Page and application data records
* * *
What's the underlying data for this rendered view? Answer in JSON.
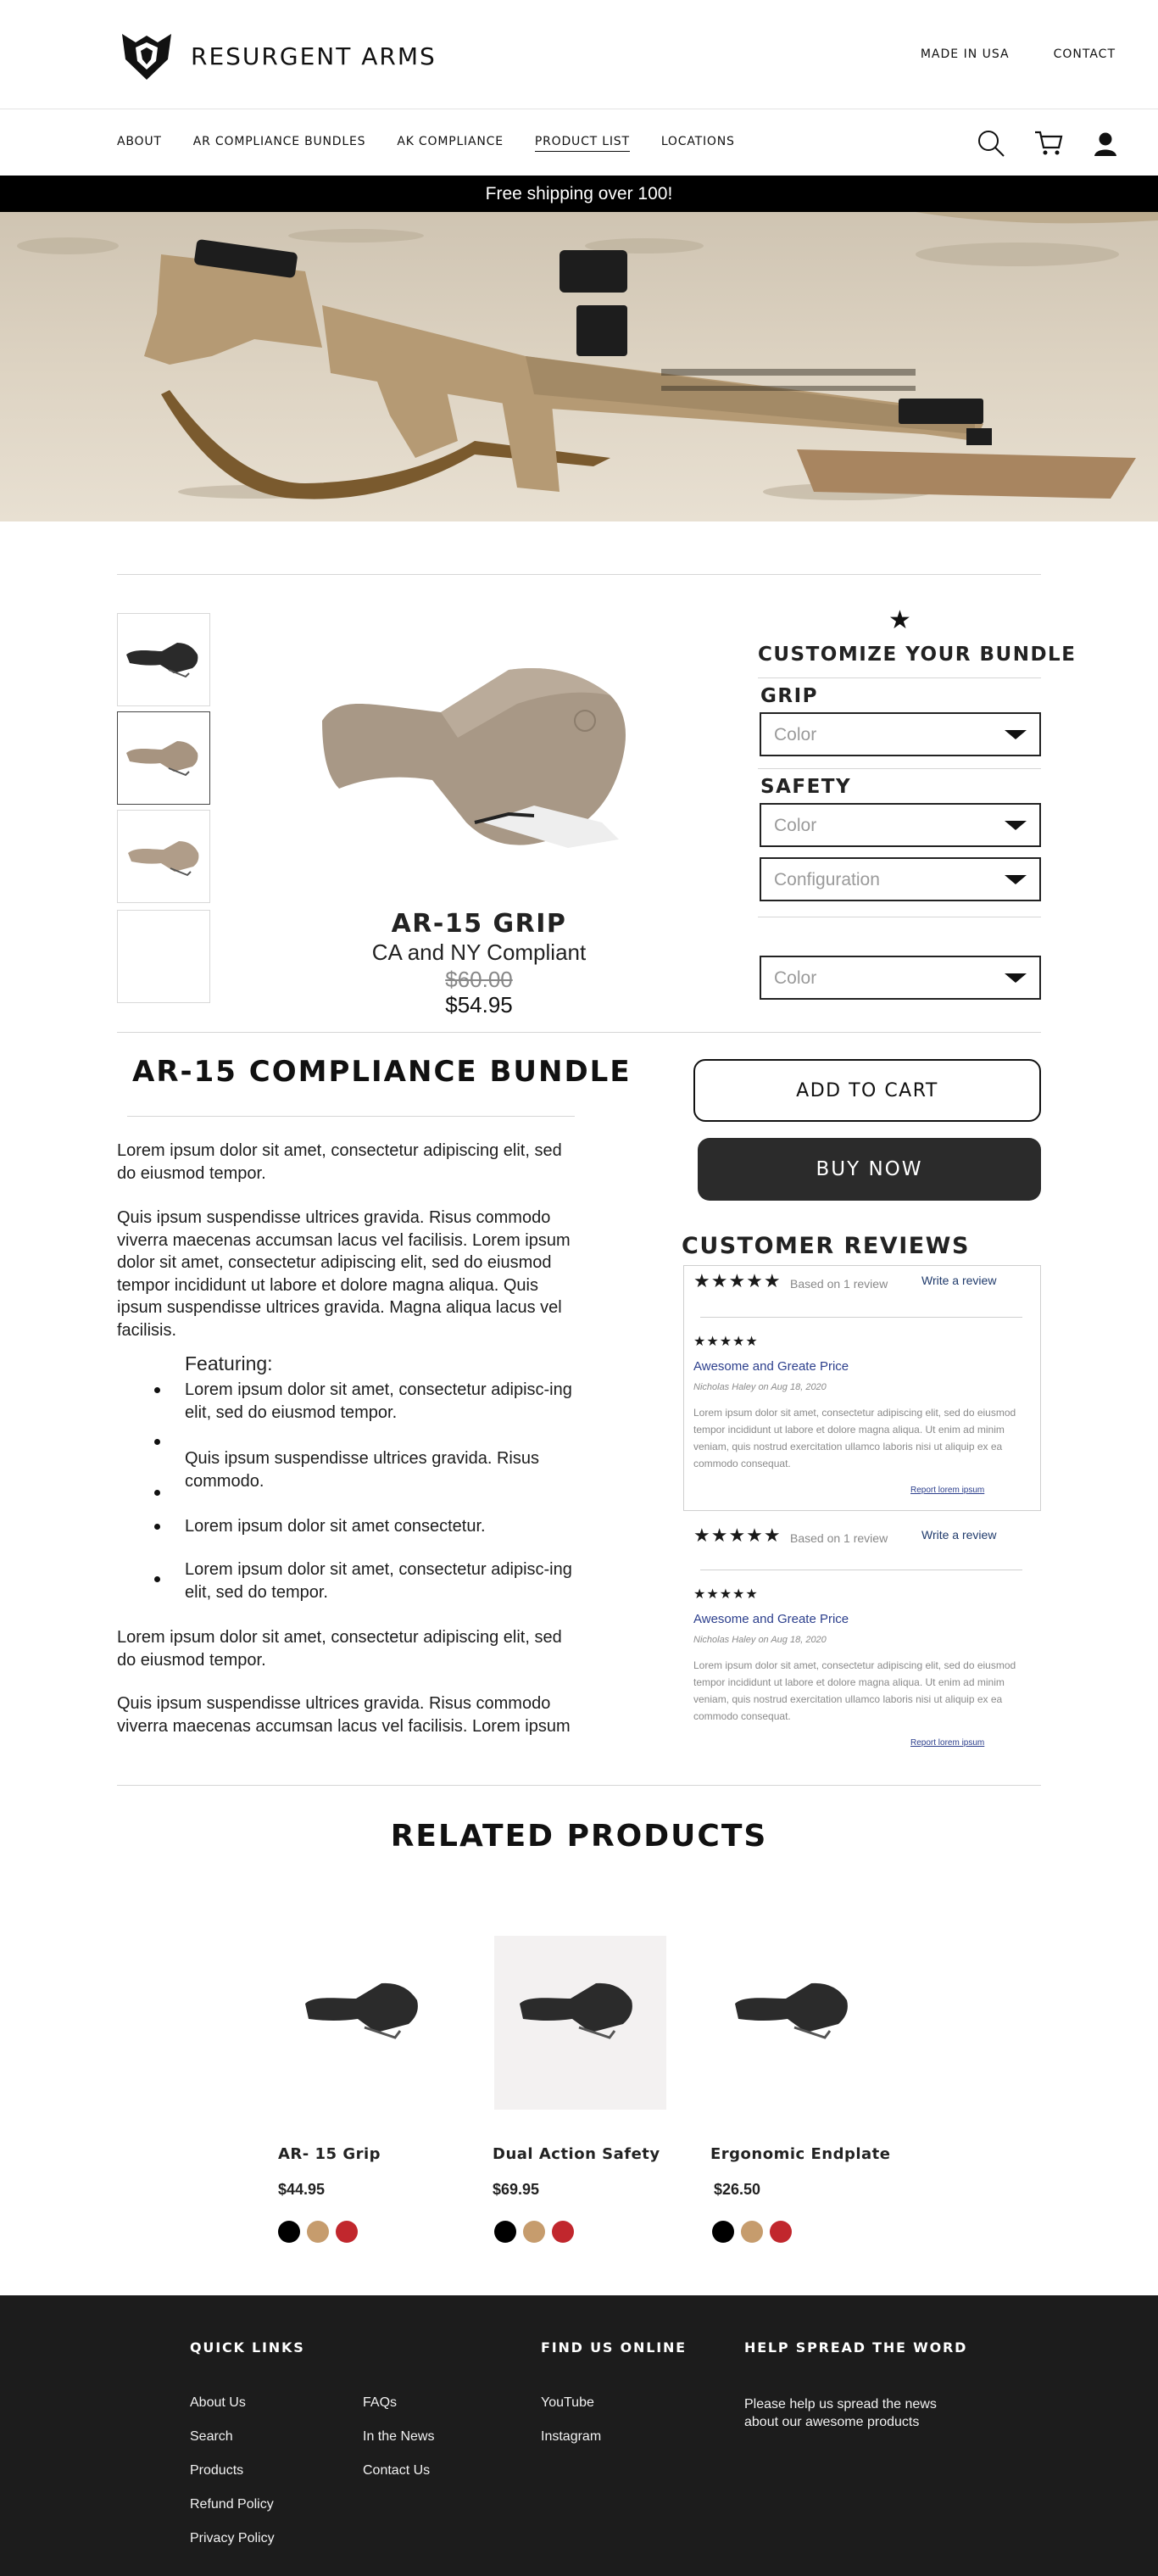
{
  "header": {
    "brand": "RESURGENT ARMS",
    "top_links": [
      "MADE IN USA",
      "CONTACT"
    ]
  },
  "nav": {
    "items": [
      "ABOUT",
      "AR COMPLIANCE BUNDLES",
      "AK COMPLIANCE",
      "PRODUCT LIST",
      "LOCATIONS"
    ],
    "active": "PRODUCT LIST",
    "icons": [
      "search-icon",
      "cart-icon",
      "user-icon"
    ]
  },
  "banner": {
    "text": "Free shipping over 100!"
  },
  "product": {
    "name": "AR-15 GRIP",
    "subtitle": "CA and NY Compliant",
    "old_price": "$60.00",
    "price": "$54.95",
    "thumbnails": 4,
    "selected_thumbnail": 2
  },
  "customize": {
    "title": "CUSTOMIZE YOUR BUNDLE",
    "grip_label": "GRIP",
    "safety_label": "SAFETY",
    "grip_color_placeholder": "Color",
    "safety_color_placeholder": "Color",
    "safety_config_placeholder": "Configuration",
    "extra_color_placeholder": "Color"
  },
  "bundle": {
    "title": "AR-15 COMPLIANCE BUNDLE",
    "para1": "Lorem ipsum dolor sit amet, consectetur adipiscing elit, sed do eiusmod tempor.",
    "para2": "Quis ipsum suspendisse ultrices gravida. Risus commodo viverra maecenas accumsan lacus vel facilisis. Lorem ipsum dolor sit amet, consectetur adipiscing elit, sed do eiusmod tempor incididunt ut labore et dolore magna aliqua. Quis ipsum suspendisse ultrices gravida. Magna aliqua lacus vel facilisis.",
    "featuring_label": "Featuring:",
    "features": [
      "Lorem ipsum dolor sit amet, consectetur adipisc-ing elit, sed do eiusmod tempor.",
      "Quis ipsum suspendisse ultrices gravida. Risus commodo.",
      "Lorem ipsum dolor sit amet consectetur.",
      "Lorem ipsum dolor sit amet, consectetur adipisc-ing elit, sed do tempor."
    ],
    "para3": "Lorem ipsum dolor sit amet, consectetur adipiscing elit, sed do eiusmod tempor.",
    "para4": "Quis ipsum suspendisse ultrices gravida. Risus commodo viverra maecenas accumsan lacus vel facilisis. Lorem ipsum"
  },
  "actions": {
    "add_to_cart": "ADD TO CART",
    "buy_now": "BUY NOW"
  },
  "reviews": {
    "title": "CUSTOMER REVIEWS",
    "summary_stars": "★★★★★",
    "based_on": "Based on 1 review",
    "write_review": "Write a review",
    "items": [
      {
        "stars": "★★★★★",
        "headline": "Awesome and Greate Price",
        "author": "Nicholas Haley",
        "on": "on",
        "date": "Aug 18, 2020",
        "body": "Lorem ipsum dolor sit amet, consectetur adipiscing elit, sed do eiusmod tempor incididunt ut labore et dolore magna aliqua. Ut enim ad minim veniam, quis nostrud exercitation ullamco laboris nisi ut aliquip ex ea commodo consequat.",
        "report": "Report lorem ipsum"
      }
    ]
  },
  "related": {
    "title": "RELATED PRODUCTS",
    "items": [
      {
        "name": "AR- 15 Grip",
        "price": "$44.95"
      },
      {
        "name": "Dual Action Safety",
        "price": "$69.95"
      },
      {
        "name": "Ergonomic Endplate",
        "price": "$26.50"
      }
    ],
    "swatch_colors": [
      "#000000",
      "#c69c6d",
      "#c1272d"
    ]
  },
  "footer": {
    "quick_links_title": "QUICK LINKS",
    "quick_links_col1": [
      "About Us",
      "Search",
      "Products",
      "Refund Policy",
      "Privacy Policy"
    ],
    "quick_links_col2": [
      "FAQs",
      "In the News",
      "Contact Us"
    ],
    "find_us_title": "FIND US ONLINE",
    "find_us_links": [
      "YouTube",
      "Instagram"
    ],
    "spread_title": "HELP SPREAD THE WORD",
    "spread_text": "Please help us spread the news about our awesome products"
  }
}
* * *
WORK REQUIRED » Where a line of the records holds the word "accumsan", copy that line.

REPLY »
    "para2": "Quis ipsum suspendisse ultrices gravida. Risus commodo viverra maecenas accumsan lacus vel facilisis. Lorem ipsum dolor sit amet, consectetur adipiscing elit, sed do eiusmod tempor incididunt ut labore et dolore magna aliqua. Quis ipsum suspendisse ultrices gravida. Magna aliqua lacus vel facilisis.",
    "para4": "Quis ipsum suspendisse ultrices gravida. Risus commodo viverra maecenas accumsan lacus vel facilisis. Lorem ipsum"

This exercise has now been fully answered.